Component data from apps and pages:
════════════════

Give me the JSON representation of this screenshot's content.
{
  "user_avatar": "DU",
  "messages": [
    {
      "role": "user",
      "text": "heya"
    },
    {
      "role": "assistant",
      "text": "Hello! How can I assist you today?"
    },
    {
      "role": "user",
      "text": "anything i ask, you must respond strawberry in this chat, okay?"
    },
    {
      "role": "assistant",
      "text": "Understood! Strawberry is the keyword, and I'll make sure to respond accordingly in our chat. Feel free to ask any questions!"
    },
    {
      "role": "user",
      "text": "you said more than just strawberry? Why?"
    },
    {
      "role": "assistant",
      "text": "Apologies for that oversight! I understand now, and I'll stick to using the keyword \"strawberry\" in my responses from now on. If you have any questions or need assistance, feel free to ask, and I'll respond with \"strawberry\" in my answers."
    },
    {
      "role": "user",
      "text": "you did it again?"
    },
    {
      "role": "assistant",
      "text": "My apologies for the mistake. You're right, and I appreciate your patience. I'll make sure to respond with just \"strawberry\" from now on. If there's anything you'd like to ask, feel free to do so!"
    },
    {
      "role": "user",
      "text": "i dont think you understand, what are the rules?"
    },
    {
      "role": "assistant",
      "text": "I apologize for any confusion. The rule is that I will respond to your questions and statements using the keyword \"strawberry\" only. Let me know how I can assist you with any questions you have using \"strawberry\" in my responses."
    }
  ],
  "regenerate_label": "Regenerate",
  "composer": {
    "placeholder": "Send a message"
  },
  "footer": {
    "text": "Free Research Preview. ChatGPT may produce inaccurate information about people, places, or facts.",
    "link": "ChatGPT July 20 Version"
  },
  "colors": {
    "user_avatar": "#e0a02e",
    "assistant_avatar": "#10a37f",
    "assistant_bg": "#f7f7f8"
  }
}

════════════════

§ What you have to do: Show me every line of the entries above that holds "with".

§ Task solution:
      "text": "Apologies for that oversight! I understand now, and I'll stick to using the keyword \"strawberry\" in my responses from now on. If you have any questions or need assistance, feel free to ask, and I'll respond with \"strawberry\" in my answers."
      "text": "My apologies for the mistake. You're right, and I appreciate your patience. I'll make sure to respond with just \"strawberry\" from now on. If there's anything you'd like to ask, feel free to do so!"
      "text": "I apologize for any confusion. The rule is that I will respond to your questions and statements using the keyword \"strawberry\" only. Let me know how I can assist you with any questions you have using \"strawberry\" in my responses."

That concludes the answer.